Many former Syrian women prisoners end up marrying regime militia members for need of protection, financial security or to end pressure from society. Ain al-Medina talks to one of these.
Alaa, from the city of Qatana in the Damascus countryside, was detained in the Assad regime’s security branches and did not get out until midway through the year that followed her arrest. She could find no way to protect herself and her mother from the fighters of the regime and its militias except to marry one of them.
With uninterrupted cries and tears, Alaa describes her situation: “I haven’t forgotten the blood of my brothers even for a day. Maybe me marrying this sort of person is a betrayal of their blood. But it’s easier for me to do something for the rest of my family.” Alaa lost two brothers, one of them in the Khan Sheikhoun area and the other in the regime prisons. Since she left prison she has been caring for her mother. Alaa says that she is not enjoying stability in her life with her husband, but she is afraid of separating from him, and described her life as “passing the time to see what God will show her.”
Alaa told Ain al-Medina: “I wasn’t involved in the affairs of the revolution openly. I only met the requests of my brothers who were stuck in the areas under Syrian opposition control. Still, a patrol that raided the district at the end of 2013 didn’t hesitate to arrest me and transfer me to an Air Force Intelligence branch in Damascus. I was there for more than seven months, and then I got out without any direct charge or case attached to my security file.”

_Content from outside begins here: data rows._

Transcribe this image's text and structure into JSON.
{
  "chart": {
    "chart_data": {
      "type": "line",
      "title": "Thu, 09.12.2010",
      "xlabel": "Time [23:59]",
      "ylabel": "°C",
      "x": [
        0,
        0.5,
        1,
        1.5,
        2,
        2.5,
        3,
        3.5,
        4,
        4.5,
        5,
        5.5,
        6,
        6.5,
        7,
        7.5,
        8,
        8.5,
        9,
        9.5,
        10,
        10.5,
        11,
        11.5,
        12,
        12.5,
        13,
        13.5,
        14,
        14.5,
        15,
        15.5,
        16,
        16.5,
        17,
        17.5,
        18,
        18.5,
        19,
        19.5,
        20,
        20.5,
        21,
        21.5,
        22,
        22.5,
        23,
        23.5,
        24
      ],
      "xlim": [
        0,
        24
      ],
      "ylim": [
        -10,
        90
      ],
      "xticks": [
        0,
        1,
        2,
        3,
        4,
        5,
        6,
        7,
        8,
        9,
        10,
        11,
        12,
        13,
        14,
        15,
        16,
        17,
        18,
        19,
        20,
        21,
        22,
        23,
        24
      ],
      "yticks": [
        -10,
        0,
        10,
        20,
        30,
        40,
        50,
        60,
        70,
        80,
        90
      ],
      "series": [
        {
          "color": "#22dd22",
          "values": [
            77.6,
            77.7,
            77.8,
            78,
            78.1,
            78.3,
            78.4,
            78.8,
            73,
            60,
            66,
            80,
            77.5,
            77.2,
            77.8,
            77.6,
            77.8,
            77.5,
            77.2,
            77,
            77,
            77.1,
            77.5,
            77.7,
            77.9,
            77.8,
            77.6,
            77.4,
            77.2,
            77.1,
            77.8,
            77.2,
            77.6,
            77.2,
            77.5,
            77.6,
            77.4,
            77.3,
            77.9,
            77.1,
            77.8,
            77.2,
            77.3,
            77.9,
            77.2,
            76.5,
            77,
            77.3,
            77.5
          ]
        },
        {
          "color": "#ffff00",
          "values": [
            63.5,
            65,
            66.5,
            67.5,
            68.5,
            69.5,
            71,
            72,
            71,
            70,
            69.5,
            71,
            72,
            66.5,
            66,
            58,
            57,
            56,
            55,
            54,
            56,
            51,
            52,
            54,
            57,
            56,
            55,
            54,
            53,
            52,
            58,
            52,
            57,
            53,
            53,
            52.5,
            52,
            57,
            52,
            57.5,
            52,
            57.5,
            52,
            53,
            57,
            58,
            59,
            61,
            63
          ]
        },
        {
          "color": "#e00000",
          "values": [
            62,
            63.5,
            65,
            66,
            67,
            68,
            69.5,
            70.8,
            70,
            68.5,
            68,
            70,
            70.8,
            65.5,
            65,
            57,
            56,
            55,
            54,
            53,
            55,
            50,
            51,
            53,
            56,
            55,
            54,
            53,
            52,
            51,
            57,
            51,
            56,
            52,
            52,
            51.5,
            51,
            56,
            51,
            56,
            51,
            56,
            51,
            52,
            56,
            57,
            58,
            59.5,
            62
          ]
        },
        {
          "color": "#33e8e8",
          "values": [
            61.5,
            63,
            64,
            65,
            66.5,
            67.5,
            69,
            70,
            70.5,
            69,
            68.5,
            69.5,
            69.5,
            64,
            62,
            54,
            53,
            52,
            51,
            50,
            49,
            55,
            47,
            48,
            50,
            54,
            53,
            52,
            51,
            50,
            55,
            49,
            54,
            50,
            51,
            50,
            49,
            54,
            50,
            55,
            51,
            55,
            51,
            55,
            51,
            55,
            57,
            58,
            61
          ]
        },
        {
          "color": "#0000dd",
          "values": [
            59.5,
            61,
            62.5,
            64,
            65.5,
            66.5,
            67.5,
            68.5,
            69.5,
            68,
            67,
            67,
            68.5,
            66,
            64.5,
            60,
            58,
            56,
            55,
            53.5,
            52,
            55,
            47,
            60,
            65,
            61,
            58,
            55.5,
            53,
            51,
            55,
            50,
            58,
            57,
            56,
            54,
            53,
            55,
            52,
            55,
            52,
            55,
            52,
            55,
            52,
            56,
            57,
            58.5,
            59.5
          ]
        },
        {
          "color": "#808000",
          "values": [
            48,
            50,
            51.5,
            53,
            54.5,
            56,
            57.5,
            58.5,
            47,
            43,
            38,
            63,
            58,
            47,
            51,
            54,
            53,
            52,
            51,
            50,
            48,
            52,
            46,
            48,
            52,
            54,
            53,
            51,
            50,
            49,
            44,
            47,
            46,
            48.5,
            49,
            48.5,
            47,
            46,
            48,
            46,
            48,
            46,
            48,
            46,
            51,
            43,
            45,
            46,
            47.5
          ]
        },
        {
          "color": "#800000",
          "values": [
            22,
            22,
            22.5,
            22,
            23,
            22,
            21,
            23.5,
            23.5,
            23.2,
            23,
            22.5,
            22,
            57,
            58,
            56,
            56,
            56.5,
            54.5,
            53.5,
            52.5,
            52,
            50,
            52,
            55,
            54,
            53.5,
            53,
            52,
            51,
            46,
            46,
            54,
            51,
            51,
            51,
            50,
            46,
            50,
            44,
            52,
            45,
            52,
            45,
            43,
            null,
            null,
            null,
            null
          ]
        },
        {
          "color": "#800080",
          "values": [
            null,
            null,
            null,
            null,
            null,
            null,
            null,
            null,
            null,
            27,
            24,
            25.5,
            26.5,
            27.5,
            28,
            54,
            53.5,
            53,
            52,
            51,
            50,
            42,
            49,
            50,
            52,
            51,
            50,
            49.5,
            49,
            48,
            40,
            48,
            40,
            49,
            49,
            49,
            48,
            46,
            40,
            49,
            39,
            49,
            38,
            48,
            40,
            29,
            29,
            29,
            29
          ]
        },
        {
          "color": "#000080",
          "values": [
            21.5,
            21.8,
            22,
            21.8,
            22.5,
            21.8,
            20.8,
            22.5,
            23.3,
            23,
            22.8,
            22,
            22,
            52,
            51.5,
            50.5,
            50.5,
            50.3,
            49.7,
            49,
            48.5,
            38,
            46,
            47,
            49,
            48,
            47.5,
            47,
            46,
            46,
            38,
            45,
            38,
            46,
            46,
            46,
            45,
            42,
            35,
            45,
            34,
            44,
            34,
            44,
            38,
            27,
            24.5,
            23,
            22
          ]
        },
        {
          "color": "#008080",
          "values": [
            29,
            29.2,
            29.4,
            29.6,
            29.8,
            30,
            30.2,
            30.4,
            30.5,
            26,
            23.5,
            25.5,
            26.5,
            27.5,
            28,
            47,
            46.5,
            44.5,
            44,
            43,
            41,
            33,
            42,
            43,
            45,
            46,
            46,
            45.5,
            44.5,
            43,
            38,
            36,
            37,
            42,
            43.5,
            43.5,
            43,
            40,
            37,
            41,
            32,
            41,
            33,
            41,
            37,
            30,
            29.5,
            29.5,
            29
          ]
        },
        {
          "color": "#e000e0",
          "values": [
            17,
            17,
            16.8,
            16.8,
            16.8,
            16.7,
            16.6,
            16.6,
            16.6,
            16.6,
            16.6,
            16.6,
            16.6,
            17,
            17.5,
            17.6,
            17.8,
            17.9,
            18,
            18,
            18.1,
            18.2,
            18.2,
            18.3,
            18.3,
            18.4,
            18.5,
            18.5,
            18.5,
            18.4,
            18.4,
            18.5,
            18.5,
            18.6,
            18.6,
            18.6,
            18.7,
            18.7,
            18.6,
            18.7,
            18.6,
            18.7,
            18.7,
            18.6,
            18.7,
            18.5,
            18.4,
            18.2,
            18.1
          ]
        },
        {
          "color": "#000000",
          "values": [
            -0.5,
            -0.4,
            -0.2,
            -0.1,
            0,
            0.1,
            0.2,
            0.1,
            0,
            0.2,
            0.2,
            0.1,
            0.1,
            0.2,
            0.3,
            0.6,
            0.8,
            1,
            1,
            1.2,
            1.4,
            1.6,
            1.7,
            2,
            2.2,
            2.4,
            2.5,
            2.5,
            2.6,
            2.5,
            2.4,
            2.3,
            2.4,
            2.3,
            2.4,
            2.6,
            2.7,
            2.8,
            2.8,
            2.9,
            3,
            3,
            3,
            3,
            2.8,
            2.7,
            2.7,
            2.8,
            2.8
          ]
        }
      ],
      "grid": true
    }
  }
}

Alaa continues: “Despite the torture and the blows and the electric shocks they subjected me to throughout these months, and their clear impact on my face and body for more than two years, the looks of those who greeted me were no more merciful than the executioners. One of them ignored the beatings and humiliation and the only thing on his mind was one question: ‘Did anyone touch you?’ In a reference to rape.”
Alaa tried to explain her life in prison to all her relatives and neighbors, and convince them that no one did anything but beat and torture her. But the signs of doubt and the convictions in their minds were visible on their faces. No sooner had people started to talk than young men—especially regime militia fighters—started to look at her with dirty expressions, as she put it. “I need to protect myself,” she thought—she had to find a solution to protect herself from any violation she might incur, as she explained.
Alaa says: “After I felt danger from the young men in the city streets and I failed to move to another city, because I couldn’t find a young man to help us, because our financial situation didn’t allow this, I couldn’t do anything but submit to the first exit I found.” She added: “One of the regime army fighters from Hassakeh offered to marry me, and I was sure that no one else would knock on our door, and even more certain that the talk that wouldn’t take mercy on my reputation would not allow anyone else to propose to me, I had to accept.”
Alaa is not the only female prisoner or opposition member who was forced to accept marrying security members or regime army or militia members for various reasons. The journalist Ahmed Obaid told Ain al-Medina that dozens of women from areas under regime control have been forced to accept similar marriages, adding that the areas that have seen settlement agreements and forcible displacement in the Damascus countryside are subject to the highest portion of these types of marriages.
Obaid adds: “After the forcible displacements which the towns and villages of the Damascus countryside were subjected to at the end of 2016 and at the beginning of 2018, displaced residents began to return to neighboring cities, almost every family has someone who is wanted by the regime security branches. Residents have to take this route to secure protection from arrests and questioning of their displaced children.”
According to the journalist, you also cannot ignore the role of poverty and the difficult living conditions in spreading this phenomenon, especially in settlement areas. Those who were not forcibly displaced to the north and haven’t fled abroad are unable to marry now in a country that has been almost entirely destroyed. He added that this was one of the main reasons pushing people to accept these marriages in addition to securing protection.
Activists who were previously detained do not think the reason for marrying regime members is necessarily out of poverty or protection for those who get out of prison, fleeing society’s pressure or harassment from the regime fighters themselves. Some activists have seen up close stories of love springing up between prisoners in security branches and those imprisoning or investigating them. One activist who was arrested, said, “I know love stories between jailers who defected from the regime and followed prisoners who got out of prison. Sometimes, the prisoner doesn’t find that she needs to justify or explain the details of her life in the prison to the jailer, because he knows well what happens in prisons.” She adds that most marriages with regime members concern uneducated prisoners, and that in these cases families don’t ask the husband for a dowry.